◆ Problem to solve ◆
All of the data is to be set down again without alteration.

(Interface dataset entries)
"""
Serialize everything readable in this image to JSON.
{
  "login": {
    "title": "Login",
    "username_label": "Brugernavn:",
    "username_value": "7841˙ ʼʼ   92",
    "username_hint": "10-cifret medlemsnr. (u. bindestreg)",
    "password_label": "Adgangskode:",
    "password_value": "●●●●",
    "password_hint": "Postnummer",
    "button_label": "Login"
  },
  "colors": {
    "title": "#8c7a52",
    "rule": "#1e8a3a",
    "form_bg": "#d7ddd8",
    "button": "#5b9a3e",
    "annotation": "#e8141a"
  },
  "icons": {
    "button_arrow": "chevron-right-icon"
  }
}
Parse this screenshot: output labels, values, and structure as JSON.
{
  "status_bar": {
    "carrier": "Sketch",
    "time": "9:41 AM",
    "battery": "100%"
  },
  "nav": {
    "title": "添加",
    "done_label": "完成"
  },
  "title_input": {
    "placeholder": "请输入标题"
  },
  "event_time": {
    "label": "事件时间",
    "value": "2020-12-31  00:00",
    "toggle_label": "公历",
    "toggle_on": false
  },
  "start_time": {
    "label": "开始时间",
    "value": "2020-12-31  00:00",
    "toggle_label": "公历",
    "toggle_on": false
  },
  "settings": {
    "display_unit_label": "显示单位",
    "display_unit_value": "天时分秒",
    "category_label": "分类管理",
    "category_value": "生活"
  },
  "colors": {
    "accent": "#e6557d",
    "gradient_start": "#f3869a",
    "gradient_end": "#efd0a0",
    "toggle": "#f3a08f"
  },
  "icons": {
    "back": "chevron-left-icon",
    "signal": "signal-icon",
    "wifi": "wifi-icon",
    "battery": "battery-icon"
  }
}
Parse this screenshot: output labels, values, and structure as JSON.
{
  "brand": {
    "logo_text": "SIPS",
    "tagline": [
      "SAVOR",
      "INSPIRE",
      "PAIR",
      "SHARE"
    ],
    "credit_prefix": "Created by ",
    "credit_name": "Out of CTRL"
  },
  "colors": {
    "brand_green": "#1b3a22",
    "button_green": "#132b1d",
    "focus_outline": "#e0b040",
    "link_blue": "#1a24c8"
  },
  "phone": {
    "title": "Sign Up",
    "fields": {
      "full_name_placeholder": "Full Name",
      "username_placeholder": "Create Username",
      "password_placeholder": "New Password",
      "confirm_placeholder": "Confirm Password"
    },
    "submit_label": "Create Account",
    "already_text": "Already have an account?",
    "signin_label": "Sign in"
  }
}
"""
◆ Expected answer ◆
Serialize everything readable in this image to JSON.
{
  "login": {
    "title": "Login",
    "username_label": "Brugernavn:",
    "username_value": "7841˙ ʼʼ   92",
    "username_hint": "10-cifret medlemsnr. (u. bindestreg)",
    "password_label": "Adgangskode:",
    "password_value": "●●●●",
    "password_hint": "Postnummer",
    "button_label": "Login"
  },
  "colors": {
    "title": "#8c7a52",
    "rule": "#1e8a3a",
    "form_bg": "#d7ddd8",
    "button": "#5b9a3e",
    "annotation": "#e8141a"
  },
  "icons": {
    "button_arrow": "chevron-right-icon"
  }
}
Parse this screenshot: output labels, values, and structure as JSON.
{
  "status_bar": {
    "carrier": "Sketch",
    "time": "9:41 AM",
    "battery": "100%"
  },
  "nav": {
    "title": "添加",
    "done_label": "完成"
  },
  "title_input": {
    "placeholder": "请输入标题"
  },
  "event_time": {
    "label": "事件时间",
    "value": "2020-12-31  00:00",
    "toggle_label": "公历",
    "toggle_on": false
  },
  "start_time": {
    "label": "开始时间",
    "value": "2020-12-31  00:00",
    "toggle_label": "公历",
    "toggle_on": false
  },
  "settings": {
    "display_unit_label": "显示单位",
    "display_unit_value": "天时分秒",
    "category_label": "分类管理",
    "category_value": "生活"
  },
  "colors": {
    "accent": "#e6557d",
    "gradient_start": "#f3869a",
    "gradient_end": "#efd0a0",
    "toggle": "#f3a08f"
  },
  "icons": {
    "back": "chevron-left-icon",
    "signal": "signal-icon",
    "wifi": "wifi-icon",
    "battery": "battery-icon"
  }
}
Parse this screenshot: output labels, values, and structure as JSON.
{
  "brand": {
    "logo_text": "SIPS",
    "tagline": [
      "SAVOR",
      "INSPIRE",
      "PAIR",
      "SHARE"
    ],
    "credit_prefix": "Created by ",
    "credit_name": "Out of CTRL"
  },
  "colors": {
    "brand_green": "#1b3a22",
    "button_green": "#132b1d",
    "focus_outline": "#e0b040",
    "link_blue": "#1a24c8"
  },
  "phone": {
    "title": "Sign Up",
    "fields": {
      "full_name_placeholder": "Full Name",
      "username_placeholder": "Create Username",
      "password_placeholder": "New Password",
      "confirm_placeholder": "Confirm Password"
    },
    "submit_label": "Create Account",
    "already_text": "Already have an account?",
    "signin_label": "Sign in"
  }
}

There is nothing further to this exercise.